The Pentagon has called China's missile launch in the disputed South China Sea as "disturbing" and contrary to Chinese President Xi Jinping's pledge that he would not militarize the contested waterway.
In a notice to mariners released on Saturday, China said it would be conducting military exercises till Wednesday in a large area of the South China Sea, north of the Spratly Islands. The missile test was part of those exercises, the US media reported.
Taiwan, the Philippines, Brunei, Malaysia and Vietnam all make claims to parts of the sea. China, however, claims a huge area known as the "nine-dash line" and has been building military installations on artificial islands there.
Ahead of the exercise, Beijing warned other ships not to enter a designated area between the Spratly and Paracel Islands for five days, according to the BBC.

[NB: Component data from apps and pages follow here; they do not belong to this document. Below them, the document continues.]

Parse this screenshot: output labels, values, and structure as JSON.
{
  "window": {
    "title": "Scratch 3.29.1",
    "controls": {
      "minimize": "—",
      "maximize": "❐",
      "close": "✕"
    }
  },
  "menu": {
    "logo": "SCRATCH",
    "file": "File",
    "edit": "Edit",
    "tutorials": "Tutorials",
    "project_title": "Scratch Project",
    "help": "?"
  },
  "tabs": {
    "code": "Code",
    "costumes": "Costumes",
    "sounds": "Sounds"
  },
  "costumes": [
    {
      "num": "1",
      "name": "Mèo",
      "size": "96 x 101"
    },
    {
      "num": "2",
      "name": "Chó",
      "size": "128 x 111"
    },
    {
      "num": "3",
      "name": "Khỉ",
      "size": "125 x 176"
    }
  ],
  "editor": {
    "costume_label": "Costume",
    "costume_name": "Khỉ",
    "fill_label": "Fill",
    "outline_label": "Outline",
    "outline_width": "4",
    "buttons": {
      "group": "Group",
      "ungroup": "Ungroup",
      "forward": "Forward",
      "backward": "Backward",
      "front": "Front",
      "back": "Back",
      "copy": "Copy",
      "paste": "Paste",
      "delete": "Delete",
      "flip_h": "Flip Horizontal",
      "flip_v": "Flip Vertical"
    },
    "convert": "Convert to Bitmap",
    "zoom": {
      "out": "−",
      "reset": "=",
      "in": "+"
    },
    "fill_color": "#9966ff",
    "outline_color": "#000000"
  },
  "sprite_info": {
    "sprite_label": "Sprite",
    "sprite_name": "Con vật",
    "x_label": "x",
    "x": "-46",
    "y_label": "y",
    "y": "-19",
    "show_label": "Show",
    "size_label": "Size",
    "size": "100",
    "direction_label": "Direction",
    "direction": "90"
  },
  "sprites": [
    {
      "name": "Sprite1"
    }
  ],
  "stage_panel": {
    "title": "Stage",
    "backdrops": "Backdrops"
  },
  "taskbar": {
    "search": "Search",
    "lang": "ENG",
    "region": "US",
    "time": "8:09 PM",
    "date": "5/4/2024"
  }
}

Washington "was aware of the Chinese missile launch from the man-made structures in the South China Sea near the Spratly Islands," said Pentagon spokesman Lt. Col. Dave Eastburn on Tuesday.

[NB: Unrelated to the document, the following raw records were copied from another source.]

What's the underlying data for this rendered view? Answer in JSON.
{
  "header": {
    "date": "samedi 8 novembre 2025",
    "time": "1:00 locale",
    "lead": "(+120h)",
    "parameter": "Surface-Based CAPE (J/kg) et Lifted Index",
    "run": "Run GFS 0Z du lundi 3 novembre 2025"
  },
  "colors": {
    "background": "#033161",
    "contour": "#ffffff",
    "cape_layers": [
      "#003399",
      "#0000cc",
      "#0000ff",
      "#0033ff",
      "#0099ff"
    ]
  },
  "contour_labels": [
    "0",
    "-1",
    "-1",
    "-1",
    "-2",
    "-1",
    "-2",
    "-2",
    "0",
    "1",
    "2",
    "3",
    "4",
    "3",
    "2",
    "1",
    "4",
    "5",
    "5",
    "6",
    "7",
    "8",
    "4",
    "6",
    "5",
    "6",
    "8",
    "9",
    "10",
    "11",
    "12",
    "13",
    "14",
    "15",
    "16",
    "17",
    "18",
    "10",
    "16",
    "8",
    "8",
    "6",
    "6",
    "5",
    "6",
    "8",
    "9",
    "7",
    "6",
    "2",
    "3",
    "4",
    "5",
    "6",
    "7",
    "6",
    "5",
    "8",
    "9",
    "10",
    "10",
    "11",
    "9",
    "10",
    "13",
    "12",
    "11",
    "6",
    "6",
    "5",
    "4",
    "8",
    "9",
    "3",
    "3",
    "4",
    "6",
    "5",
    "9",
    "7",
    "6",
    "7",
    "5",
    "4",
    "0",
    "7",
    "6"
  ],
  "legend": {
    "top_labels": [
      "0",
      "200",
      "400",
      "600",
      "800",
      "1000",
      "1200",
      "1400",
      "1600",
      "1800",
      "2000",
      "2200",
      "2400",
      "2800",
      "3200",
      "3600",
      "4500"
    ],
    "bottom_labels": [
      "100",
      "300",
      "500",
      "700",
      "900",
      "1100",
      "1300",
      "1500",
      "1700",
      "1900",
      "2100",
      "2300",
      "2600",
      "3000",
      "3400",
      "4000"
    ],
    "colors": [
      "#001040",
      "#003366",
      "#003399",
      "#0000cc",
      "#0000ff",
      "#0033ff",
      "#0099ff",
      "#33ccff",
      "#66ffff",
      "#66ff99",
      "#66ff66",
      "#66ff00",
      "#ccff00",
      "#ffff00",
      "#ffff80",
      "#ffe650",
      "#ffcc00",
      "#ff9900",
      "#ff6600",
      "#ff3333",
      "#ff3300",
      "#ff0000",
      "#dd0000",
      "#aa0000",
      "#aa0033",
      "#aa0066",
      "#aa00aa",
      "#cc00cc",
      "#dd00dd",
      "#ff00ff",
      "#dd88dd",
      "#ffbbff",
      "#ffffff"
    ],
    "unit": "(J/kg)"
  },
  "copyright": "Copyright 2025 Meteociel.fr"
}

"What's truly disturbing about this act is that it's in direct contradiction to President Xi's statement ... that he would not militarize those man-made outposts.
"I'm not going to speak on behalf of all the sovereign nations in the region, but I'm sure they agree that (China's) behaviour is contrary to its claim to want to bring peace to the region and obviously actions like this are coercive acts meant to intimidate other (South China Sea) claimants," Eastburn added.

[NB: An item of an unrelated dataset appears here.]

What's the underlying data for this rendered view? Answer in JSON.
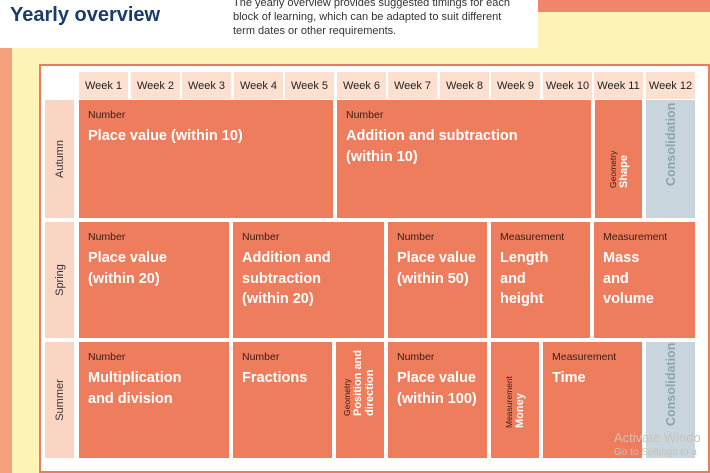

The sea, home to vital shipping lanes, has in recent years become a flashpoint for tensions between China and other regional nations which have overlapping claims over islands and reefs.
China accuses the US Navy of provocation and interference in regional matters.
The US has long been critical of what it says is China's "militarization of the region" and routinely angers Beijing with "freedom of navigation" missions.